Ralph Ellis, among others, has endorsed(e)(f) the idea that the biblical Exodus and the historical Expulsion of the Hyksos describe the same event.
There are theories, many and varied, regarding the origins and post-Egyptian settlement of the Hyksos. Arguably, the most exotic was put forward by a Chinese geochemist, Sun Weidong, who proposed that Hyksos migrants were responsible for the founding of the Chinese civilisation!(h)(i)
(b) See: Archive 2133
(g) See: Archive 3468
Alfred de Grazia (1919-2014 ) was a noted educator, philosopher, political scientist and catastrophist. In his latter role he adopted many of Immanuel Velikovsky’s ideas. He met Velikovsky in 1963 and subsequently compiled and published The Velikovsky Affair which exposed the efforts by members of the academic community to block the publication of Velikovsky’s books.

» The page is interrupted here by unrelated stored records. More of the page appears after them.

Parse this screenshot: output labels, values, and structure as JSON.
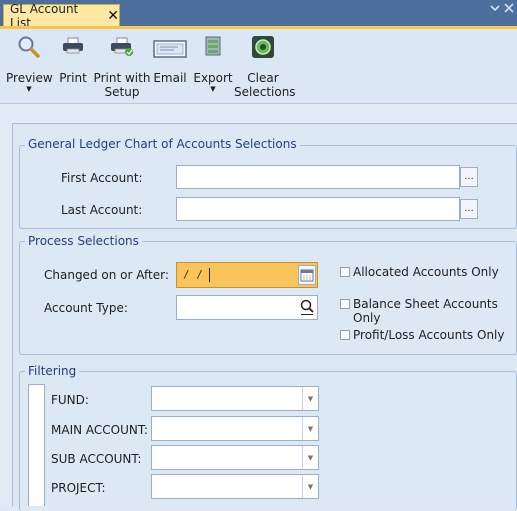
{
  "tab": {
    "title": "GL Account List",
    "close_glyph": "✕"
  },
  "toolbar": {
    "buttons": [
      {
        "label": "Preview",
        "has_menu": true
      },
      {
        "label": "Print",
        "has_menu": false
      },
      {
        "label": "Print with\nSetup",
        "has_menu": false
      },
      {
        "label": "Email",
        "has_menu": false
      },
      {
        "label": "Export",
        "has_menu": true
      },
      {
        "label": "Clear\nSelections",
        "has_menu": false
      }
    ],
    "menu_arrow_glyph": "▼"
  },
  "gl_group": {
    "legend": "General Ledger Chart of Accounts Selections",
    "first_account_label": "First Account:",
    "last_account_label": "Last Account:",
    "first_account_value": "",
    "last_account_value": "",
    "ellipsis": "..."
  },
  "process_group": {
    "legend": "Process Selections",
    "changed_label": "Changed on or After:",
    "changed_value": "/ /",
    "account_type_label": "Account Type:",
    "account_type_value": "",
    "checkboxes": [
      {
        "label": "Allocated Accounts Only",
        "checked": false
      },
      {
        "label": "Balance Sheet Accounts Only",
        "checked": false
      },
      {
        "label": "Profit/Loss Accounts Only",
        "checked": false
      }
    ]
  },
  "filter_group": {
    "legend": "Filtering",
    "rows": [
      {
        "label": "FUND:",
        "value": ""
      },
      {
        "label": "MAIN ACCOUNT:",
        "value": ""
      },
      {
        "label": "SUB ACCOUNT:",
        "value": ""
      },
      {
        "label": "PROJECT:",
        "value": ""
      }
    ],
    "arrow_glyph": "▼"
  },
  "colors": {
    "tab_bg": "#fde9a4",
    "accent_strip": "#f6c64a",
    "legend_text": "#1f3f7f",
    "date_field_bg": "#f9c45a",
    "header_bar": "#4d6f9e"
  }
}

He clearly supported the reality of Atlantis noting that “if Plato lied in his tale of Atlantis, there would be little truth in him generally: for Plato repeatedly insisted that his story be considered seriously and literally.” He placed Atlantis in the North Atlantic and dated its demise to around 4000 BC. He identified the confederation of Atlantis as the megalithic cultures of the north east Atlantic stretching from Scandinavia to Spain and dated its demise to around 4000 BC. In chap.18 of a more recent book, The Iron Age of Mars, available on his website, he discussed the theories of both Jürgen Spanuth and Felice Vinci and their belief that the Scandinavians had an influence on the development of the Mycenaean civilisation in Greece.

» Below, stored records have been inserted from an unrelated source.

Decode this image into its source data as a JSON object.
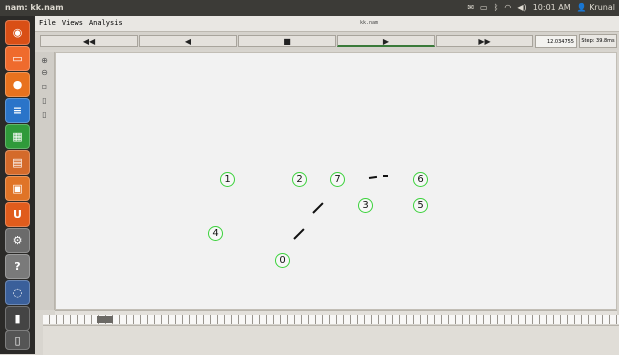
{
  "topbar": {
    "window_title": "nam: kk.nam",
    "status": {
      "mail_icon": "mail-icon",
      "battery_icon": "battery-icon",
      "bluetooth_icon": "bluetooth-icon",
      "wifi_icon": "wifi-icon",
      "volume_icon": "volume-icon",
      "time": "10:01 AM",
      "user": "Krunal"
    }
  },
  "launcher": {
    "items": [
      {
        "name": "dash-icon",
        "color": "#d94f16",
        "glyph": "◉"
      },
      {
        "name": "files-icon",
        "color": "#ef6b2d",
        "glyph": "▭"
      },
      {
        "name": "firefox-icon",
        "color": "#e8721e",
        "glyph": "●"
      },
      {
        "name": "writer-icon",
        "color": "#2a74c9",
        "glyph": "≡"
      },
      {
        "name": "calc-icon",
        "color": "#2f9a3a",
        "glyph": "▦"
      },
      {
        "name": "impress-icon",
        "color": "#d46a2a",
        "glyph": "▤"
      },
      {
        "name": "software-center-icon",
        "color": "#e07427",
        "glyph": "▣"
      },
      {
        "name": "ubuntu-one-icon",
        "color": "#e05c1c",
        "glyph": "U"
      },
      {
        "name": "settings-icon",
        "color": "#6b6b6b",
        "glyph": "⚙"
      },
      {
        "name": "help-icon",
        "color": "#7a7a7a",
        "glyph": "?"
      },
      {
        "name": "workspaces-icon",
        "color": "#3a5f9a",
        "glyph": "◌"
      },
      {
        "name": "terminal-icon",
        "color": "#444444",
        "glyph": "▮"
      },
      {
        "name": "trash-icon",
        "color": "#555555",
        "glyph": "▯"
      }
    ]
  },
  "menubar": {
    "file": "File",
    "views": "Views",
    "analysis": "Analysis",
    "filename": "kk.nam"
  },
  "controls": {
    "rewind": "◀◀",
    "back": "◀",
    "stop": "■",
    "play": "▶",
    "fastforward": "▶▶",
    "time": "12.034755",
    "step": "Step: 39.8ms"
  },
  "toolstrip": {
    "icons": [
      "zoom-in-icon",
      "zoom-out-icon",
      "fit-icon",
      "tool-a-icon",
      "tool-b-icon"
    ]
  },
  "network": {
    "nodes": [
      {
        "id": "0",
        "label": "0"
      },
      {
        "id": "1",
        "label": "1"
      },
      {
        "id": "2",
        "label": "2"
      },
      {
        "id": "3",
        "label": "3"
      },
      {
        "id": "4",
        "label": "4"
      },
      {
        "id": "5",
        "label": "5"
      },
      {
        "id": "6",
        "label": "6"
      },
      {
        "id": "7",
        "label": "7"
      }
    ],
    "node_color": "#3cd23c",
    "packet_color": "#111111"
  }
}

He had a very extensive website(a), which is still live (May 2019) and covers a wide range of subjects.
Günther Kehnscherper is a German researcher who has written on the Minoans and Mycenaeans and then in 1978 published a work In search of Atlantis. He reviews the most popular theories of the period in the light of discoveries at that time. It may now be considered somewhat dated. He agreed with many of Spanuth’s conclusions, identifying the Atlanteans as the Sea Peoples, originally from the North Sea.